(Component data from apps and pages)
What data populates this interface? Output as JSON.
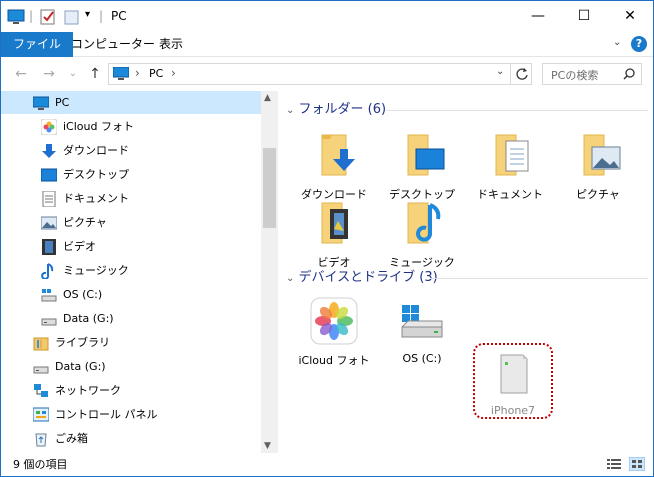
{
  "window": {
    "title": "PC"
  },
  "titlebar": {
    "minimize_glyph": "—",
    "maximize_glyph": "☐",
    "close_glyph": "✕"
  },
  "ribbon": {
    "tabs": [
      {
        "label": "ファイル"
      },
      {
        "label": "コンピューター"
      },
      {
        "label": "表示"
      }
    ],
    "expand_glyph": "⌄",
    "help_glyph": "?"
  },
  "navigation": {
    "back_glyph": "←",
    "forward_glyph": "→",
    "recent_glyph": "⌄",
    "up_glyph": "↑",
    "address_path": "PC",
    "separator": "›",
    "search_placeholder": "PCの検索"
  },
  "nav_tree": [
    {
      "label": "PC",
      "icon": "pc-icon"
    },
    {
      "label": "iCloud フォト",
      "icon": "icloud-photos-icon"
    },
    {
      "label": "ダウンロード",
      "icon": "downloads-icon"
    },
    {
      "label": "デスクトップ",
      "icon": "desktop-icon"
    },
    {
      "label": "ドキュメント",
      "icon": "documents-icon"
    },
    {
      "label": "ピクチャ",
      "icon": "pictures-icon"
    },
    {
      "label": "ビデオ",
      "icon": "videos-icon"
    },
    {
      "label": "ミュージック",
      "icon": "music-icon"
    },
    {
      "label": "OS (C:)",
      "icon": "drive-c-icon"
    },
    {
      "label": "Data (G:)",
      "icon": "drive-g-icon"
    },
    {
      "label": "ライブラリ",
      "icon": "libraries-icon"
    },
    {
      "label": "Data (G:)",
      "icon": "drive-g-icon"
    },
    {
      "label": "ネットワーク",
      "icon": "network-icon"
    },
    {
      "label": "コントロール パネル",
      "icon": "control-panel-icon"
    },
    {
      "label": "ごみ箱",
      "icon": "recycle-bin-icon"
    }
  ],
  "groups": {
    "folders": {
      "heading": "フォルダー (6)",
      "items": [
        {
          "label": "ダウンロード",
          "icon": "downloads-folder-icon"
        },
        {
          "label": "デスクトップ",
          "icon": "desktop-folder-icon"
        },
        {
          "label": "ドキュメント",
          "icon": "documents-folder-icon"
        },
        {
          "label": "ピクチャ",
          "icon": "pictures-folder-icon"
        },
        {
          "label": "ビデオ",
          "icon": "videos-folder-icon"
        },
        {
          "label": "ミュージック",
          "icon": "music-folder-icon"
        }
      ]
    },
    "devices": {
      "heading": "デバイスとドライブ (3)",
      "items": [
        {
          "label": "iCloud フォト",
          "icon": "icloud-photos-large-icon"
        },
        {
          "label": "OS (C:)",
          "icon": "os-drive-icon"
        },
        {
          "label": "iPhone7",
          "icon": "iphone-device-icon"
        }
      ]
    }
  },
  "status": {
    "item_count": "9 個の項目"
  },
  "colors": {
    "accent": "#1979ca",
    "highlight_ring": "#c00000",
    "heading": "#1e3287"
  }
}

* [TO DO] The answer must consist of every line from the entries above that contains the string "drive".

* [SOLUTION]
      "icon": "drive-c-icon"
      "icon": "drive-g-icon"
      "icon": "drive-g-icon"
          "icon": "os-drive-icon"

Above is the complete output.